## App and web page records
-- Opening Marker --

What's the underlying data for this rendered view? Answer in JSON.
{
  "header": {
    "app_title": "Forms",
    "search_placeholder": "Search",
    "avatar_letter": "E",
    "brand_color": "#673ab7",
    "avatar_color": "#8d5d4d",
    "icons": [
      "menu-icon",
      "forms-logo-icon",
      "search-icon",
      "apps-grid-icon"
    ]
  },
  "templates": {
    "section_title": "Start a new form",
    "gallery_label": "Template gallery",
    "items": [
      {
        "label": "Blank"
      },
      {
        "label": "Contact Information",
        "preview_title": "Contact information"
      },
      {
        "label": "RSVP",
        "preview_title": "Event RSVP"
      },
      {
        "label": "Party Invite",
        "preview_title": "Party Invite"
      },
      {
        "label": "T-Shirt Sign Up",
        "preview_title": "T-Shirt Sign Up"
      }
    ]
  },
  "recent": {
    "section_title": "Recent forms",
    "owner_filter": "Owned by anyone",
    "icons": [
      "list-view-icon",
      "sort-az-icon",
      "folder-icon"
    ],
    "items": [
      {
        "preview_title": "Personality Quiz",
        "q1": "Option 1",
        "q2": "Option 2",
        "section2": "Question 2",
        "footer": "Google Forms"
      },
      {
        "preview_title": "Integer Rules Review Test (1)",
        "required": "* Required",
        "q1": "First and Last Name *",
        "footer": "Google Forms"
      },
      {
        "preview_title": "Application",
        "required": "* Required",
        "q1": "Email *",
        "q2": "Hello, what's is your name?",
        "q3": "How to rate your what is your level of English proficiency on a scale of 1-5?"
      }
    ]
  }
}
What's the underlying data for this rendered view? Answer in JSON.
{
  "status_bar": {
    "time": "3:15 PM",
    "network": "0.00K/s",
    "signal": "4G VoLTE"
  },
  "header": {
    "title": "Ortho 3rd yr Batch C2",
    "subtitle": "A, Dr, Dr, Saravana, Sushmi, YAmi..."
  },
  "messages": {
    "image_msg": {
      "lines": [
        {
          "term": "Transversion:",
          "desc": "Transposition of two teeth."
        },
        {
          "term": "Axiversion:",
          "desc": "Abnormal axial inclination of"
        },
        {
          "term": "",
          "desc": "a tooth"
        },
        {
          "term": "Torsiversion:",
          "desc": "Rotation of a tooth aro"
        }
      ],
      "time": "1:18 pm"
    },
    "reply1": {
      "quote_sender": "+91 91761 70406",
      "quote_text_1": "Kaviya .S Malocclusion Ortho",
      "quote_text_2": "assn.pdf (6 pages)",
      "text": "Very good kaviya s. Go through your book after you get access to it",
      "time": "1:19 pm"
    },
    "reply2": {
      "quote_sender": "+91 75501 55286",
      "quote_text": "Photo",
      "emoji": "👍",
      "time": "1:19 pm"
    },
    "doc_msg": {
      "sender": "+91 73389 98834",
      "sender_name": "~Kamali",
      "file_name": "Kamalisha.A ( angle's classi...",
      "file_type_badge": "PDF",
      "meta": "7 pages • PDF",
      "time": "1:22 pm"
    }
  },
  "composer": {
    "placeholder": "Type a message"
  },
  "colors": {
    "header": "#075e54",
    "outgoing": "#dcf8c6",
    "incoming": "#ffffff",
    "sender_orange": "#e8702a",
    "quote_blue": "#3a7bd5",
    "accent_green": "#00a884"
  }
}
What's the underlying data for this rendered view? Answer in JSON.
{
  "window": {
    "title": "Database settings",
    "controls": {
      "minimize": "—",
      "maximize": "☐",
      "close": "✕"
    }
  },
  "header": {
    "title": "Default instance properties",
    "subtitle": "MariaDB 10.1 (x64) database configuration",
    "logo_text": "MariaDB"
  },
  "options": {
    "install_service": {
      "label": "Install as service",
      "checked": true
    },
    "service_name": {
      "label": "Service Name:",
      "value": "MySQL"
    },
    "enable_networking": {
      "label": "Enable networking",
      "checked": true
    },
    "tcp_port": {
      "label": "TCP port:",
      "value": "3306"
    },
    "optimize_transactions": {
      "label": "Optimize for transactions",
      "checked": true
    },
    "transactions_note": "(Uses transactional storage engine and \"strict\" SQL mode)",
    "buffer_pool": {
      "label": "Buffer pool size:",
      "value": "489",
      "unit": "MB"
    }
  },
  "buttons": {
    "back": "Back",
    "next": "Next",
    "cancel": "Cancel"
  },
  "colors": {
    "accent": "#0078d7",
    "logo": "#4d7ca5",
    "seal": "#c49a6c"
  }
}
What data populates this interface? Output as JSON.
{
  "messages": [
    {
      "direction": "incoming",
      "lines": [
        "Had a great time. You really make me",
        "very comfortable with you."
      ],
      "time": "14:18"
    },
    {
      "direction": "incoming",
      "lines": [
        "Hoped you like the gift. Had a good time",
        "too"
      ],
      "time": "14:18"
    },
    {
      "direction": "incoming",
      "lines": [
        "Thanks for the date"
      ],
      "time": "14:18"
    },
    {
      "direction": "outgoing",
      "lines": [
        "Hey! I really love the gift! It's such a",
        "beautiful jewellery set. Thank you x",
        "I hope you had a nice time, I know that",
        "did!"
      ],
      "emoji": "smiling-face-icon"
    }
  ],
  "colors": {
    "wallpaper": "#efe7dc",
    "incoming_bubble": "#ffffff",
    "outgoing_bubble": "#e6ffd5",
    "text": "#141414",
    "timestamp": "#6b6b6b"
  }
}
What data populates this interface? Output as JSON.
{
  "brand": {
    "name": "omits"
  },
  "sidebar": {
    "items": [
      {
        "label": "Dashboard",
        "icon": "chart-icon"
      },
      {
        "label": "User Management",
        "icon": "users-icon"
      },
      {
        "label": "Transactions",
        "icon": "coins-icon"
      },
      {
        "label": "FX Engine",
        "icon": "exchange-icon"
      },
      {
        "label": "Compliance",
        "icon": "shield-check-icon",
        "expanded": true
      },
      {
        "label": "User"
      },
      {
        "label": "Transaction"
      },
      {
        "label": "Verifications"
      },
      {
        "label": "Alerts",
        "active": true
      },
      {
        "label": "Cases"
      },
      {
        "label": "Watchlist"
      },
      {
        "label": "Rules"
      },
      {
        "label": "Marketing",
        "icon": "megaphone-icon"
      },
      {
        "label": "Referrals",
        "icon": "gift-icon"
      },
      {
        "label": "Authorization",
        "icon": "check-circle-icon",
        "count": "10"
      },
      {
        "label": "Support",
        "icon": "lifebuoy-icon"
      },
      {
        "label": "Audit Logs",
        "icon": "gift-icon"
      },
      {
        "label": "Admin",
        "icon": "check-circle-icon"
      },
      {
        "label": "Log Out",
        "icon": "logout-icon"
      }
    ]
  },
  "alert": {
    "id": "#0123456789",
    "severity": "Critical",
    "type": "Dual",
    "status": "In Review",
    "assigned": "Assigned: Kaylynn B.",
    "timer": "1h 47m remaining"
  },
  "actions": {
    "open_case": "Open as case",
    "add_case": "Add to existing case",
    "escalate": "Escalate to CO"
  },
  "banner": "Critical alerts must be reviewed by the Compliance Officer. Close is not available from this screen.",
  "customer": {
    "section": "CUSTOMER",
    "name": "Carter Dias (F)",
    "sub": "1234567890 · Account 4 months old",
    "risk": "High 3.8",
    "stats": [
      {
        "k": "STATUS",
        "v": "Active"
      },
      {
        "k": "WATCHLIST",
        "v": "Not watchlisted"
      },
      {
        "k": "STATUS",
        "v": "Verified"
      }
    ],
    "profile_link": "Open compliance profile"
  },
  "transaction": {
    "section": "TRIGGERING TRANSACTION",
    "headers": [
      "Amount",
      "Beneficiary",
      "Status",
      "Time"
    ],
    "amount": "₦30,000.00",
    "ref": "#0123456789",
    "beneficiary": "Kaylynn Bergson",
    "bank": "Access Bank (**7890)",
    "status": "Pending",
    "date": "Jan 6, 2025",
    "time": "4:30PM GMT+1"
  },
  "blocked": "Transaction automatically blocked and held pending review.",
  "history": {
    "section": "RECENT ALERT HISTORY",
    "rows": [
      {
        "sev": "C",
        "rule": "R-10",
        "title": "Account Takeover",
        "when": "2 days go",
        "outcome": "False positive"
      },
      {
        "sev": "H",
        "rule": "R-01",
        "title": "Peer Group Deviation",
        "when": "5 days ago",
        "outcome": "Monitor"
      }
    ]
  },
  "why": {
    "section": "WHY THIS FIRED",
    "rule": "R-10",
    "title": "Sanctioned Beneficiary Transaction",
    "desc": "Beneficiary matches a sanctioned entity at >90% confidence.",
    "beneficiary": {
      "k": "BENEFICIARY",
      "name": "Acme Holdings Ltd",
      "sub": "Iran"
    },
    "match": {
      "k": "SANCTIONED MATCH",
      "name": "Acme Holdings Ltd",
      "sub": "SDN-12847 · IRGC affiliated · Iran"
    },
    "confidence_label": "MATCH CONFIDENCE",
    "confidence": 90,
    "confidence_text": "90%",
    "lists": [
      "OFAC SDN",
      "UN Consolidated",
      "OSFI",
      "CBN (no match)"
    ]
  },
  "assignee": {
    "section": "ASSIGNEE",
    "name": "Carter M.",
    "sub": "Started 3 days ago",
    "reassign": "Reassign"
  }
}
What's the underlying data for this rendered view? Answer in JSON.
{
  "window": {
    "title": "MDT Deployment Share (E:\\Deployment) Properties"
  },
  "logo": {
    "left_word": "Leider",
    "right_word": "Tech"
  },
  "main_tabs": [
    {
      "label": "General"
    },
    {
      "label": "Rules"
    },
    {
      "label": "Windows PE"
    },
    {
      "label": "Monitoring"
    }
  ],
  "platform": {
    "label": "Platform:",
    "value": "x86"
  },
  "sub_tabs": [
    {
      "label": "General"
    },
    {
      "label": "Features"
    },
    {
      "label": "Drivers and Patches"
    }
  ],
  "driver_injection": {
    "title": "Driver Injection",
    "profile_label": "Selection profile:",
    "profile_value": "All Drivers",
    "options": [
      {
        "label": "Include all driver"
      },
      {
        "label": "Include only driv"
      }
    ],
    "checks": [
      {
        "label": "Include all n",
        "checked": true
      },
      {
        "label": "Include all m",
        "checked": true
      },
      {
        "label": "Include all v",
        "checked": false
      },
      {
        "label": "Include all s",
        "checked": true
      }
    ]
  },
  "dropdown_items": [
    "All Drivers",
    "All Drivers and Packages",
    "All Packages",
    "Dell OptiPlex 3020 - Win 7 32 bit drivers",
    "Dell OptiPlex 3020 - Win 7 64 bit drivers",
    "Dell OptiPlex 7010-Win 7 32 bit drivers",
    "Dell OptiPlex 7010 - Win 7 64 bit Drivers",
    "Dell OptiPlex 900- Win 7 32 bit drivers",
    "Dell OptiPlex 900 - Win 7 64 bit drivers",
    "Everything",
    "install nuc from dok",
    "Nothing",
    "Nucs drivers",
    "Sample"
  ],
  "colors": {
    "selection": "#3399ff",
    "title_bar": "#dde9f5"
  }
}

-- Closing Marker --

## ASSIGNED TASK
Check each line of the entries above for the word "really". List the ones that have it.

## SOLUTION
        "Had a great time. You really make me",
        "Hey! I really love the gift! It's such a",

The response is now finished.